Chilean miners: Above ground but below par?
Twelve months after being rescued from burial more than 2,296 feet deep, 33 Chilean men still receive recognition for their part in a sensational mining tragedy. However, many of them are facing worse situations than they were in before the accident — now either without a steady job or still on medical leave.
On the other hand, former employers Alejandro Bohn and Marcelo Kemeny, owners of San Esteban Mining Company, still walk freely in the country and have only faced an initial investigation.
“Los 33” have hired the Carey and Company law firm in an attempt to monetize their ordeal, establishing a company in order to protect their image and sell their story. They also signed a deal with the William Morris Endeavor agency for future movie and television projects. Well-known Hollywood producer Mike Medavoy will also make a movie of their story based on a book by Pulitzer winner Hector Tobar.
Deciding to seek justice, some sued the Chilean State, alleging negligence because of poor working conditions at the San Jose mine. Besides the lawsuit, 14 were given a $470-a-month pension from the government in answer to claims from the miners that they had suffered long-term disability or joblessness.
Taken care of?
Controversy has emerged over the effectiveness of the miners’ health care, particularly after the news that miner Edison Pena was going into rehab over his drug and alcohol addictions.
Alberto Iturra, the rescue mission’s chief psychologist, says his team couldn’t help some situations occurring after the rescue. “A struggle began on getting exclusive interviews from the media, not allowing the miners to spend more time with their families,” he explained.

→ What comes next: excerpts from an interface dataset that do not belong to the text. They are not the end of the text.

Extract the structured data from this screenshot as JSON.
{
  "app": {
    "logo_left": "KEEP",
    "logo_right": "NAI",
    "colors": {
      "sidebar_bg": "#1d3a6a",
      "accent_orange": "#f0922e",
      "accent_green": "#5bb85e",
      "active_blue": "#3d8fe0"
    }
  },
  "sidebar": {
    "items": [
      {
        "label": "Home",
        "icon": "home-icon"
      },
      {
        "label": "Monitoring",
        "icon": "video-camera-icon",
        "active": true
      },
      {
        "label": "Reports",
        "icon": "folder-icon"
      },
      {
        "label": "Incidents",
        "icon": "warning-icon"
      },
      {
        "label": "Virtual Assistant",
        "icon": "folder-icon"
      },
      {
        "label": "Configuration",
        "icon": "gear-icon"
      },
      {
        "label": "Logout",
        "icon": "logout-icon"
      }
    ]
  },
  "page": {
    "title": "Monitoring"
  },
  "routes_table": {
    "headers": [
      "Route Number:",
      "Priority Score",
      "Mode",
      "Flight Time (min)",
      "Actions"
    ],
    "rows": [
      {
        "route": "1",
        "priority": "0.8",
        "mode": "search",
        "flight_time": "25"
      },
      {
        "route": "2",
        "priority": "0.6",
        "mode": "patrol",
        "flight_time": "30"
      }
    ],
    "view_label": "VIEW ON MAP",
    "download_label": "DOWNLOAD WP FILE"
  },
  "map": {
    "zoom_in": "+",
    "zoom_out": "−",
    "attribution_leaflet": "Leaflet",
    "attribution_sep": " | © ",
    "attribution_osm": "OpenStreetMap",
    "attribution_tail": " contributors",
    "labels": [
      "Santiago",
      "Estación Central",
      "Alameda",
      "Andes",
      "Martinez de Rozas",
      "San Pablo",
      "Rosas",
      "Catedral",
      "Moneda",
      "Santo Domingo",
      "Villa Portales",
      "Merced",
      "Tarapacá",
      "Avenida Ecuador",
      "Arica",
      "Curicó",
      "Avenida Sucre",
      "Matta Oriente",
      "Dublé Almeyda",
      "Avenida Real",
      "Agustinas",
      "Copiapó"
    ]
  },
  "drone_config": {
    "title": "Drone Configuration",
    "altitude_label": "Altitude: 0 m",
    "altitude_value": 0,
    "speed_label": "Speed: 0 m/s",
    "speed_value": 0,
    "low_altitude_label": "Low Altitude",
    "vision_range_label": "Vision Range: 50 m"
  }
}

According to the specialist, “Only a few days after their return to the surface, there was an explosive excess of partying and drinking for them, losing all possible control. They didn’t even have the time to rest in [the] hospital.”